(Data about app and page elements)

Content starts

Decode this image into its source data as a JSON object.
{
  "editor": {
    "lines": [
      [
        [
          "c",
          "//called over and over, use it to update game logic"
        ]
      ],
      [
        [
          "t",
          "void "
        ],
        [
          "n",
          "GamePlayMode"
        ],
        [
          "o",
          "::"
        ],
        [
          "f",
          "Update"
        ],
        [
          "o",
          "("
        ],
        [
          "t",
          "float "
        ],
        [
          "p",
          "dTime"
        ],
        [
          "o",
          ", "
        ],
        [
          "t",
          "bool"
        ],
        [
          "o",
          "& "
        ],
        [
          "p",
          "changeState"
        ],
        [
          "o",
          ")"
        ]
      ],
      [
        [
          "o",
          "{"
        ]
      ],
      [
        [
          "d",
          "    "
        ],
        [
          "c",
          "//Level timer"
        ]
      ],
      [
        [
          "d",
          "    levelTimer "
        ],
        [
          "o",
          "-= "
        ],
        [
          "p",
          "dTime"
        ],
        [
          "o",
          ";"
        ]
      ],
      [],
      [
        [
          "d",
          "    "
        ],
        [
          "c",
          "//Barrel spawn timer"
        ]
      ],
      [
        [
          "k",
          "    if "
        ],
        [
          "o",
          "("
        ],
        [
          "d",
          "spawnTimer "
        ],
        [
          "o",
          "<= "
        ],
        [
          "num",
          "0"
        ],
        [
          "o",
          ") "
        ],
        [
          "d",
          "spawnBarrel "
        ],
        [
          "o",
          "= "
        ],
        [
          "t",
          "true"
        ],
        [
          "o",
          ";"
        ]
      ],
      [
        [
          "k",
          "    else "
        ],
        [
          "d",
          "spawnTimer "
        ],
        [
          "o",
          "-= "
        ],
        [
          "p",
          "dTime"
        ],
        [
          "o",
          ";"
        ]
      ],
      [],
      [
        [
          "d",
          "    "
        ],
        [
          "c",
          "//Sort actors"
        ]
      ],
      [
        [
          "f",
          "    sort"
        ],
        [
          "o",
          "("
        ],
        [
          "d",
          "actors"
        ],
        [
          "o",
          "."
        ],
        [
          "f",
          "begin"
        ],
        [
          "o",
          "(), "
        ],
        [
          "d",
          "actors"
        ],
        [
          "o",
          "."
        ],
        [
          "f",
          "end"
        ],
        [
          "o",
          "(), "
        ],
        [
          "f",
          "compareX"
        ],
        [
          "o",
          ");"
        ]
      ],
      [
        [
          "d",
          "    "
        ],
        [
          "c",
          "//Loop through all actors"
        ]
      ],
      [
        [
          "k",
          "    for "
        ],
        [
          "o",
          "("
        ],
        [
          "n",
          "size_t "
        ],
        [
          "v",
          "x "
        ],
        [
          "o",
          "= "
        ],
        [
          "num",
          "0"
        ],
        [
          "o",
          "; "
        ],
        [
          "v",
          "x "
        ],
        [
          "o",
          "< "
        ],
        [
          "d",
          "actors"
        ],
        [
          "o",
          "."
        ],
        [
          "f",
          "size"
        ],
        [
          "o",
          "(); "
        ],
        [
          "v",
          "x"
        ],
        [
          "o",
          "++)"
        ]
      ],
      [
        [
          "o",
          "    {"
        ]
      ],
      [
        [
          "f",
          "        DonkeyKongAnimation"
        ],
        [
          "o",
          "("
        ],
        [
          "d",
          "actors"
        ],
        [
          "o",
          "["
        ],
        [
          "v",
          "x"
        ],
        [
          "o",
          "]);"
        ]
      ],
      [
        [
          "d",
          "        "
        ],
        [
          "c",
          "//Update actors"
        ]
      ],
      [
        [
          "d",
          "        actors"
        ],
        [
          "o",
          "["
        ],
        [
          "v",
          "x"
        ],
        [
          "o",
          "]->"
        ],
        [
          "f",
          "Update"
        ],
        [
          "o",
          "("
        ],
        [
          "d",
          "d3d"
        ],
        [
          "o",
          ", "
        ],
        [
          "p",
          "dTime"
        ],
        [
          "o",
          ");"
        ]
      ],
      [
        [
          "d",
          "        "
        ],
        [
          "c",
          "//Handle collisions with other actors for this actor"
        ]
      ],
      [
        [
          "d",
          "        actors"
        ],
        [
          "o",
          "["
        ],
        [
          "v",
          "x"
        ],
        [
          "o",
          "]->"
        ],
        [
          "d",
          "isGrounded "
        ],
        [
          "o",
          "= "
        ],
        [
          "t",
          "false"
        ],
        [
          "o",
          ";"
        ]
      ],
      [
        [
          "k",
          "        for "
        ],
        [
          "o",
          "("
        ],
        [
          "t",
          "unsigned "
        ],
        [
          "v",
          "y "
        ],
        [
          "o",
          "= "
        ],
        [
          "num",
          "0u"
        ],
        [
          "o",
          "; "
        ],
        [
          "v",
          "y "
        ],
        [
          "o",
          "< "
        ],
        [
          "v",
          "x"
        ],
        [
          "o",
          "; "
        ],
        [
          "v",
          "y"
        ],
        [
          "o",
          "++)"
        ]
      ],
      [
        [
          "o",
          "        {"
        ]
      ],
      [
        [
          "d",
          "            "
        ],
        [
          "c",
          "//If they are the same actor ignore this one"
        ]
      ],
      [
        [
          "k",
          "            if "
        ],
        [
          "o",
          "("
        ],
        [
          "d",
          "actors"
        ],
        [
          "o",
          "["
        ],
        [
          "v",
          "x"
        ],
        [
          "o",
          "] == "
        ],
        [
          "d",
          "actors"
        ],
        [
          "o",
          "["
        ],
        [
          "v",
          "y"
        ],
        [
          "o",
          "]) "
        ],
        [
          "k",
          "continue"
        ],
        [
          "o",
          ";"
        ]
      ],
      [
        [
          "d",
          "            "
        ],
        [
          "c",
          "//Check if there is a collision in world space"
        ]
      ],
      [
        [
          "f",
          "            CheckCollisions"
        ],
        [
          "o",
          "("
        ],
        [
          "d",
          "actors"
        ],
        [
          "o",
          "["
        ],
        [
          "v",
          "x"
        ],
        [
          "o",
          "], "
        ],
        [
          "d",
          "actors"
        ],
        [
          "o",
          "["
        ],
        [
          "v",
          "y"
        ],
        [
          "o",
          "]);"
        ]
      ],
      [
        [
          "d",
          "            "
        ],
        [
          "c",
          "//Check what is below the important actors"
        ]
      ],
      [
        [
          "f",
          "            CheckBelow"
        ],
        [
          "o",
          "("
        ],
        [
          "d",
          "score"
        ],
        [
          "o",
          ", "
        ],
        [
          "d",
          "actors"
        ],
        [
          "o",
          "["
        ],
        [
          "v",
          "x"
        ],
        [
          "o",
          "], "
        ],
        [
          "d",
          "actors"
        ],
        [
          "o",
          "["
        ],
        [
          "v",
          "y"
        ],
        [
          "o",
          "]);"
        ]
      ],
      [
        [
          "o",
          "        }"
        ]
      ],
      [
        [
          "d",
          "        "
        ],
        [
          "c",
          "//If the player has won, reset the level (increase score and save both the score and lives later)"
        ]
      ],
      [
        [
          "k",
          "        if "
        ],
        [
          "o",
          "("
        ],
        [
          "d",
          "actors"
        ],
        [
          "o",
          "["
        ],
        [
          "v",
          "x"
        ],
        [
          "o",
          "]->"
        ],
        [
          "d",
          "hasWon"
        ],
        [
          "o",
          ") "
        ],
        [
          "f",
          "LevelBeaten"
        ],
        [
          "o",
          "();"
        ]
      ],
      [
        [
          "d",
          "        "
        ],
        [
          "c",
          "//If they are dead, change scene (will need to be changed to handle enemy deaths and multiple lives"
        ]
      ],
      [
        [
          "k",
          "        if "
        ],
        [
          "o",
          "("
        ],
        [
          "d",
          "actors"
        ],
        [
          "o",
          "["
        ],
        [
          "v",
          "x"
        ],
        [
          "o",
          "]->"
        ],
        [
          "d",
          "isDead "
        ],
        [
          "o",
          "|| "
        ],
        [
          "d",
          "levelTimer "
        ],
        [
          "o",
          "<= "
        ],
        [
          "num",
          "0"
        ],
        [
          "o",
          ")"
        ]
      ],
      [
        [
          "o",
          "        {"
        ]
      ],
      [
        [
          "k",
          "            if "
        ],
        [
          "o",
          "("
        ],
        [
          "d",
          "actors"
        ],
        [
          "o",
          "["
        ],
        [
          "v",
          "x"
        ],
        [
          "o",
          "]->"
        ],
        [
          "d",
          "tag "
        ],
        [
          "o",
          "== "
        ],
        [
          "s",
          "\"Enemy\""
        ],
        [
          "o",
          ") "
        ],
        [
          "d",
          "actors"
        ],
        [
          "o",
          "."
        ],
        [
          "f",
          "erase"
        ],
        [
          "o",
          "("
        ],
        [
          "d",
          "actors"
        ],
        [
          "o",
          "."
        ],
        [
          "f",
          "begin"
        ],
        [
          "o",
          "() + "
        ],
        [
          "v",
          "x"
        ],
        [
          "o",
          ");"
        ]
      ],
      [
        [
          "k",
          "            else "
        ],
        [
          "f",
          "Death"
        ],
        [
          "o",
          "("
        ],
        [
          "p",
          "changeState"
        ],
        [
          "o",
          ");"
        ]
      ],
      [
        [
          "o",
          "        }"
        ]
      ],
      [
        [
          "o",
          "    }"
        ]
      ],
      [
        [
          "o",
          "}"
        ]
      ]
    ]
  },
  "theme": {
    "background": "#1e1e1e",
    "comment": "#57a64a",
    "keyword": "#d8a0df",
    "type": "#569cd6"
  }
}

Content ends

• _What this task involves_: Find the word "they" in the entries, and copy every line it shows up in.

• _Response box_:
          "//If they are the same actor ignore this one"
          "//If they are dead, change scene (will need to be changed to handle enemy deaths and multiple lives"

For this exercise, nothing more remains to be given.